      K-Lo, thanks for a very thoughtful suggestion. By the way, I finally figured out your nickname.

  • Aimai

    Weird advice. I’ve been married 18 years, two gorgeous children, with my atheistical spouse for 22 years and we’ve never struggled the way you imagine marriage to be a struggle. One of us must be doing it wrong. We will go out twice on valentines week just because. Our children celebrate our love just because. I dont know anyone whose marriage is in trouble who wouldn’t be better off divorced. Pick a great person, love ‘em with all your might, and don’t rush into a marriage because you want the title or the applause from outsiders. That’s
    My professional advice as a successfully married lady.

    • Andrew K.

      Better than K-Lo’s entire column.

  • becca

    Is it true you’ve never even been married? If so, why not apply some of the advice to your own life, and try to be a little less didactic?

  • TeaPot562
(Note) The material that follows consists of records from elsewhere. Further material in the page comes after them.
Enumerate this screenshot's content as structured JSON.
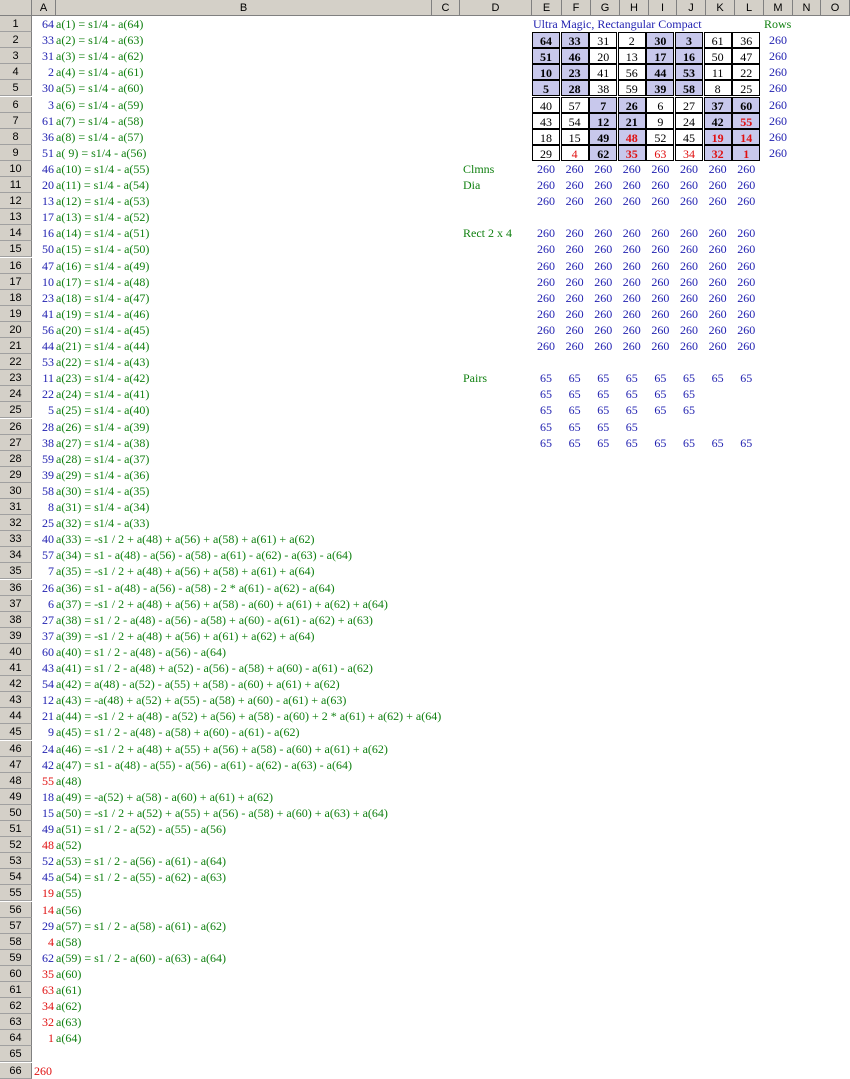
{
  "columns": [
    "A",
    "B",
    "C",
    "D",
    "E",
    "F",
    "G",
    "H",
    "I",
    "J",
    "K",
    "L",
    "M",
    "N",
    "O"
  ],
  "title": "Ultra Magic, Rectangular Compact",
  "rows_label": "Rows",
  "labels": {
    "clmns": "Clmns",
    "dia": "Dia",
    "rect": "Rect 2 x 4",
    "pairs": "Pairs"
  },
  "colA": [
    {
      "v": "64",
      "f": "a(1) = s1/4 - a(64)"
    },
    {
      "v": "33",
      "f": "a(2) = s1/4 - a(63)"
    },
    {
      "v": "31",
      "f": "a(3) = s1/4 - a(62)"
    },
    {
      "v": "2",
      "f": "a(4) = s1/4 - a(61)"
    },
    {
      "v": "30",
      "f": "a(5) = s1/4 - a(60)"
    },
    {
      "v": "3",
      "f": "a(6) = s1/4 - a(59)"
    },
    {
      "v": "61",
      "f": "a(7) = s1/4 - a(58)"
    },
    {
      "v": "36",
      "f": "a(8) = s1/4 - a(57)"
    },
    {
      "v": "51",
      "f": "a( 9) = s1/4 - a(56)"
    },
    {
      "v": "46",
      "f": "a(10) = s1/4 - a(55)"
    },
    {
      "v": "20",
      "f": "a(11) = s1/4 - a(54)"
    },
    {
      "v": "13",
      "f": "a(12) = s1/4 - a(53)"
    },
    {
      "v": "17",
      "f": "a(13) = s1/4 - a(52)"
    },
    {
      "v": "16",
      "f": "a(14) = s1/4 - a(51)"
    },
    {
      "v": "50",
      "f": "a(15) = s1/4 - a(50)"
    },
    {
      "v": "47",
      "f": "a(16) = s1/4 - a(49)"
    },
    {
      "v": "10",
      "f": "a(17) = s1/4 - a(48)"
    },
    {
      "v": "23",
      "f": "a(18) = s1/4 - a(47)"
    },
    {
      "v": "41",
      "f": "a(19) = s1/4 - a(46)"
    },
    {
      "v": "56",
      "f": "a(20) = s1/4 - a(45)"
    },
    {
      "v": "44",
      "f": "a(21) = s1/4 - a(44)"
    },
    {
      "v": "53",
      "f": "a(22) = s1/4 - a(43)"
    },
    {
      "v": "11",
      "f": "a(23) = s1/4 - a(42)"
    },
    {
      "v": "22",
      "f": "a(24) = s1/4 - a(41)"
    },
    {
      "v": "5",
      "f": "a(25) = s1/4 - a(40)"
    },
    {
      "v": "28",
      "f": "a(26) = s1/4 - a(39)"
    },
    {
      "v": "38",
      "f": "a(27) = s1/4 - a(38)"
    },
    {
      "v": "59",
      "f": "a(28) = s1/4 - a(37)"
    },
    {
      "v": "39",
      "f": "a(29) = s1/4 - a(36)"
    },
    {
      "v": "58",
      "f": "a(30) = s1/4 - a(35)"
    },
    {
      "v": "8",
      "f": "a(31) = s1/4 - a(34)"
    },
    {
      "v": "25",
      "f": "a(32) = s1/4 - a(33)"
    },
    {
      "v": "40",
      "f": "a(33) = -s1 / 2 + a(48) + a(56) + a(58) + a(61) + a(62)"
    },
    {
      "v": "57",
      "f": "a(34) = s1 - a(48) - a(56) - a(58) - a(61) - a(62) - a(63) - a(64)"
    },
    {
      "v": "7",
      "f": "a(35) = -s1 / 2 + a(48) + a(56) + a(58) + a(61) + a(64)"
    },
    {
      "v": "26",
      "f": "a(36) = s1 - a(48) - a(56) - a(58) - 2 * a(61) - a(62) - a(64)"
    },
    {
      "v": "6",
      "f": "a(37) = -s1 / 2 + a(48) + a(56) + a(58) - a(60) + a(61) + a(62) + a(64)"
    },
    {
      "v": "27",
      "f": "a(38) = s1 / 2 - a(48) - a(56) - a(58) + a(60) - a(61) - a(62) + a(63)"
    },
    {
      "v": "37",
      "f": "a(39) = -s1 / 2 + a(48) + a(56) + a(61) + a(62) + a(64)"
    },
    {
      "v": "60",
      "f": "a(40) = s1 / 2 - a(48) - a(56) - a(64)"
    },
    {
      "v": "43",
      "f": "a(41) = s1 / 2 - a(48) + a(52) - a(56) - a(58) + a(60) - a(61) - a(62)"
    },
    {
      "v": "54",
      "f": "a(42) = a(48) - a(52) - a(55) + a(58) - a(60) + a(61) + a(62)"
    },
    {
      "v": "12",
      "f": "a(43) = -a(48) + a(52) + a(55) - a(58) + a(60) - a(61) + a(63)"
    },
    {
      "v": "21",
      "f": "a(44) = -s1 / 2 + a(48) - a(52) + a(56) + a(58) - a(60) + 2 * a(61) + a(62) + a(64)"
    },
    {
      "v": "9",
      "f": "a(45) = s1 / 2 - a(48) - a(58) + a(60) - a(61) - a(62)"
    },
    {
      "v": "24",
      "f": "a(46) = -s1 / 2 + a(48) + a(55) + a(56) + a(58) - a(60) + a(61) + a(62)"
    },
    {
      "v": "42",
      "f": "a(47) = s1 - a(48) - a(55) - a(56) - a(61) - a(62) - a(63) - a(64)"
    },
    {
      "v": "55",
      "f": "a(48)",
      "red": true
    },
    {
      "v": "18",
      "f": "a(49) = -a(52) + a(58) - a(60) + a(61) + a(62)"
    },
    {
      "v": "15",
      "f": "a(50) = -s1 / 2 + a(52) + a(55) + a(56) - a(58) + a(60) + a(63) + a(64)"
    },
    {
      "v": "49",
      "f": "a(51) = s1 / 2 - a(52) - a(55) - a(56)"
    },
    {
      "v": "48",
      "f": "a(52)",
      "red": true
    },
    {
      "v": "52",
      "f": "a(53) = s1 / 2 - a(56) - a(61) - a(64)"
    },
    {
      "v": "45",
      "f": "a(54) = s1 / 2 - a(55) - a(62) - a(63)"
    },
    {
      "v": "19",
      "f": "a(55)",
      "red": true
    },
    {
      "v": "14",
      "f": "a(56)",
      "red": true
    },
    {
      "v": "29",
      "f": "a(57) = s1 / 2 - a(58) - a(61) - a(62)"
    },
    {
      "v": "4",
      "f": "a(58)",
      "red": true
    },
    {
      "v": "62",
      "f": "a(59) = s1 / 2 - a(60) - a(63) - a(64)"
    },
    {
      "v": "35",
      "f": "a(60)",
      "red": true
    },
    {
      "v": "63",
      "f": "a(61)",
      "red": true
    },
    {
      "v": "34",
      "f": "a(62)",
      "red": true
    },
    {
      "v": "32",
      "f": "a(63)",
      "red": true
    },
    {
      "v": "1",
      "f": "a(64)",
      "red": true
    },
    {
      "v": "",
      "f": ""
    },
    {
      "v": "260",
      "f": "",
      "red": true
    }
  ],
  "square": [
    [
      "64",
      "33",
      "31",
      "2",
      "30",
      "3",
      "61",
      "36"
    ],
    [
      "51",
      "46",
      "20",
      "13",
      "17",
      "16",
      "50",
      "47"
    ],
    [
      "10",
      "23",
      "41",
      "56",
      "44",
      "53",
      "11",
      "22"
    ],
    [
      "5",
      "28",
      "38",
      "59",
      "39",
      "58",
      "8",
      "25"
    ],
    [
      "40",
      "57",
      "7",
      "26",
      "6",
      "27",
      "37",
      "60"
    ],
    [
      "43",
      "54",
      "12",
      "21",
      "9",
      "24",
      "42",
      "55"
    ],
    [
      "18",
      "15",
      "49",
      "48",
      "52",
      "45",
      "19",
      "14"
    ],
    [
      "29",
      "4",
      "62",
      "35",
      "63",
      "34",
      "32",
      "1"
    ]
  ],
  "shaded": [
    [
      1,
      1,
      0,
      0,
      1,
      1,
      0,
      0
    ],
    [
      1,
      1,
      0,
      0,
      1,
      1,
      0,
      0
    ],
    [
      1,
      1,
      0,
      0,
      1,
      1,
      0,
      0
    ],
    [
      1,
      1,
      0,
      0,
      1,
      1,
      0,
      0
    ],
    [
      0,
      0,
      1,
      1,
      0,
      0,
      1,
      1
    ],
    [
      0,
      0,
      1,
      1,
      0,
      0,
      1,
      1
    ],
    [
      0,
      0,
      1,
      1,
      0,
      0,
      1,
      1
    ],
    [
      0,
      0,
      1,
      1,
      0,
      0,
      1,
      1
    ]
  ],
  "red_cells": [
    [
      5,
      7
    ],
    [
      6,
      3
    ],
    [
      6,
      6
    ],
    [
      6,
      7
    ],
    [
      7,
      1
    ],
    [
      7,
      3
    ],
    [
      7,
      4
    ],
    [
      7,
      5
    ],
    [
      7,
      6
    ],
    [
      7,
      7
    ]
  ],
  "row_sums": [
    "260",
    "260",
    "260",
    "260",
    "260",
    "260",
    "260",
    "260"
  ],
  "clmns": [
    "260",
    "260",
    "260",
    "260",
    "260",
    "260",
    "260",
    "260"
  ],
  "dia": [
    "260",
    "260",
    "260",
    "260",
    "260",
    "260",
    "260",
    "260"
  ],
  "dia2": [
    "260",
    "260",
    "260",
    "260",
    "260",
    "260",
    "260",
    "260"
  ],
  "rect": [
    [
      "260",
      "260",
      "260",
      "260",
      "260",
      "260",
      "260",
      "260"
    ],
    [
      "260",
      "260",
      "260",
      "260",
      "260",
      "260",
      "260",
      "260"
    ],
    [
      "260",
      "260",
      "260",
      "260",
      "260",
      "260",
      "260",
      "260"
    ],
    [
      "260",
      "260",
      "260",
      "260",
      "260",
      "260",
      "260",
      "260"
    ],
    [
      "260",
      "260",
      "260",
      "260",
      "260",
      "260",
      "260",
      "260"
    ],
    [
      "260",
      "260",
      "260",
      "260",
      "260",
      "260",
      "260",
      "260"
    ],
    [
      "260",
      "260",
      "260",
      "260",
      "260",
      "260",
      "260",
      "260"
    ],
    [
      "260",
      "260",
      "260",
      "260",
      "260",
      "260",
      "260",
      "260"
    ]
  ],
  "pairs": [
    [
      "65",
      "65",
      "65",
      "65",
      "65",
      "65",
      "65",
      "65"
    ],
    [
      "65",
      "65",
      "65",
      "65",
      "65",
      "65"
    ],
    [
      "65",
      "65",
      "65",
      "65",
      "65",
      "65"
    ],
    [
      "65",
      "65",
      "65",
      "65"
    ],
    [
      "65",
      "65",
      "65",
      "65",
      "65",
      "65",
      "65",
      "65"
    ]
  ],
  "colors": {
    "header_bg": "#d4d0c8",
    "shade": "#c8c8ec",
    "blue": "#1f1fb0",
    "green": "#108010",
    "red": "#e01010"
  }
}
    Thank you for your suggestion, Ms. Lopez;
    My BW and I try to pray five decades of the Rosary each day, and do attend an hour of Eucharistic Adoration in our parish church each month on the date assigned our parish (by the diocese) for adoration (Except when that date falls in the Easter Triduum.)
    Praying together on a regular basis with one’s spouse will strengthen a marriage.

  • Midwest_Product

    >We need to teach marriage. We need to live marriage. We need to support marriage.
    >We need to help clear roads to marriage. Each one of us plays a role in rebuilding a marriage culture.

    Maybe “we” should start by getting married ourselves, eh?